print timer(fact,100)

==================================================
Output:

Took 0.000393986701965 seconds ...
93326215443944152681699238856266700490715968264381621468592963895217599993229915608941463976156518286253697920827223758251185210916864000000000000000000000000
Took 0.000407934188843 seconds ...
93326215443944152681699238856266700490715968264381621468592963895217599993229915608941463976156518286253697920827223758251185210916864000000000000000000000000
Took 4.88758087158e-06 seconds ...
93326215443944152681699238856266700490715968264381621468592963895217599993229915608941463976156518286253697920827223758251185210916864000000000000000000000000

Jacek Generowicz, Sep 23, 2003
10. ### Alex MartelliGuest

Jacek Generowicz wrote:
...
> Or, you could let _any_ (keywordless) function benefit from its own
> experience:

This "_any_ (keywordless) function" is a substantial overbid. The
following implementation:

> # General memoizer: takes a function as returns another function which
> # has the same semantics as the original, but caches previously
> # calculated values
> def memoize(callable):
> cache = {}
> def proxy(*args):
> try: return cache[args]
> except KeyError: return cache.setdefault(args, callable(*args))
> return proxy

only works for a "PURE" function (e.g., not random.random() nor time.time(),
even though both ARE obviously part of the "any keywordless function"
set!-) *WITHOUT* unhashable arguments (e.g., not the new built-in 'sum',
even though it IS pure when called with a list argument -- because when
it tries to index cache with the list as part of the key, you'll get a
TypeError). Basically, it's fine if arguments (if any) are numbers,
strings, or hashable tuples, but it would be pushing your luck A LOT to
use it in any other case -- it's particularly dangerous, because you
will get a silent misbehavior, in a case such as:

class Foo:
def __init__(self, x=0, y=0):
self.x=x
self.y=y

def xplusy(somefoo):
return somefoo.x + somefoo.y

f = Foo()
print xplusy(f)
f.x = 23
print xplusy(f)

# so far so good, but now...:
xplusy = memoize(xplusy)
print xplusy(f)
# still LOOKS fine, but, check this out...:
f.y = 100
print xplusy(f)
# OOPS! xplusy's "memory" is now subtly incorrect...!!!

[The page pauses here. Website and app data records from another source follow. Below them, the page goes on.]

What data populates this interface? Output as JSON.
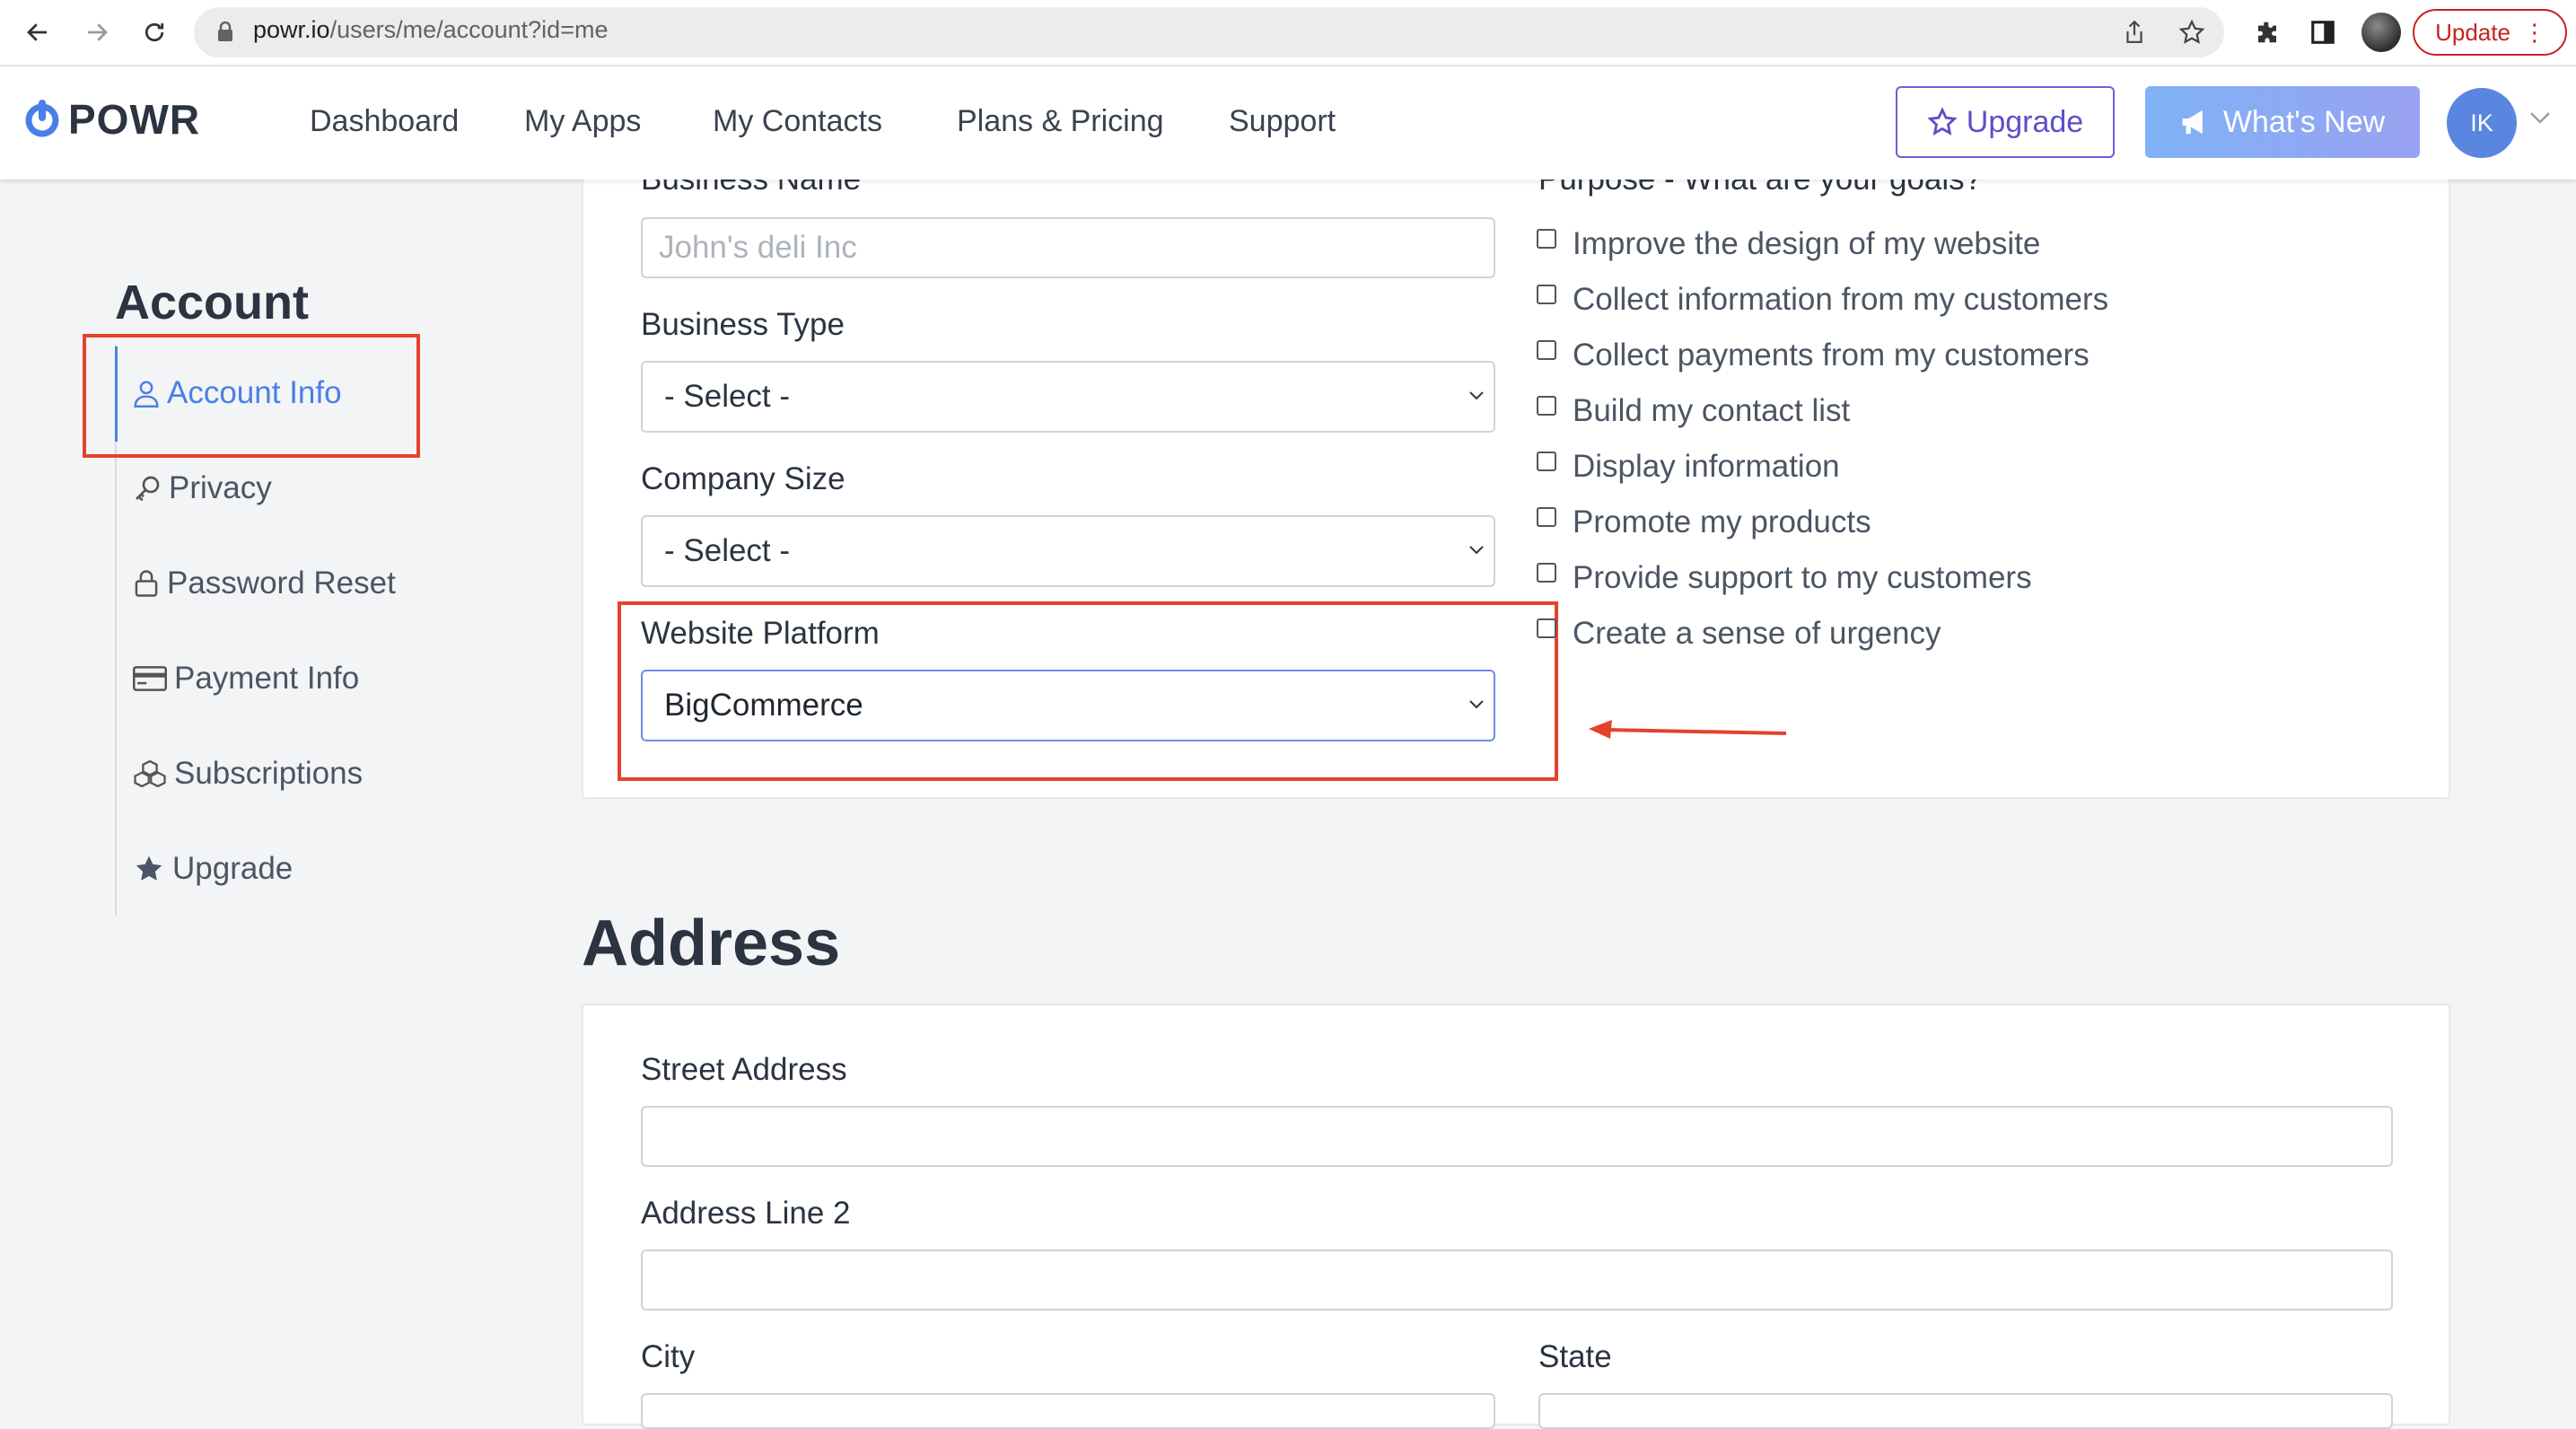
{
  "browser": {
    "url_host": "powr.io",
    "url_path": "/users/me/account?id=me",
    "update_label": "Update"
  },
  "header": {
    "logo_text": "POWR",
    "nav": [
      "Dashboard",
      "My Apps",
      "My Contacts",
      "Plans & Pricing",
      "Support"
    ],
    "upgrade_label": "Upgrade",
    "whats_new_label": "What's New",
    "avatar_initials": "IK"
  },
  "sidebar": {
    "title": "Account",
    "items": [
      {
        "label": "Account Info",
        "icon": "user-icon"
      },
      {
        "label": "Privacy",
        "icon": "key-icon"
      },
      {
        "label": "Password Reset",
        "icon": "lock-icon"
      },
      {
        "label": "Payment Info",
        "icon": "credit-card-icon"
      },
      {
        "label": "Subscriptions",
        "icon": "cubes-icon"
      },
      {
        "label": "Upgrade",
        "icon": "star-icon"
      }
    ]
  },
  "business": {
    "business_name_label": "Business Name",
    "business_name_placeholder": "John's deli Inc",
    "business_type_label": "Business Type",
    "business_type_value": "- Select -",
    "company_size_label": "Company Size",
    "company_size_value": "- Select -",
    "website_platform_label": "Website Platform",
    "website_platform_value": "BigCommerce",
    "purpose_label": "Purpose - What are your goals?",
    "purposes": [
      "Improve the design of my website",
      "Collect information from my customers",
      "Collect payments from my customers",
      "Build my contact list",
      "Display information",
      "Promote my products",
      "Provide support to my customers",
      "Create a sense of urgency"
    ]
  },
  "address": {
    "title": "Address",
    "street_label": "Street Address",
    "line2_label": "Address Line 2",
    "city_label": "City",
    "state_label": "State"
  },
  "colors": {
    "accent_blue": "#4a7fe6",
    "annotation_red": "#e4432a",
    "upgrade_purple": "#5b4fc9"
  }
}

Unfortunately f "is hashable" (because it doesn't define a __cmp__)
but is NOT immutable, and xplusy, while pure, DOES depend on some
attributes of its (mutable) argument. The resulting behavior may
be rather unexpected, and, indeed, a subtle bug indeed to find...

Alex

Alex Martelli, Sep 23, 2003
11. ### Jacek GenerowiczGuest

Alex Martelli <> writes:

> Jacek Generowicz wrote:
> ...
> > Or, you could let _any_ (keywordless) function benefit from its own
> > experience:

>
> This "_any_ (keywordless) function" is a substantial overbid.

Of course.

Sentence written in haste, and therefore hopelessly inaccurate.

Mea culpa.

Jacek Generowicz, Sep 23, 2003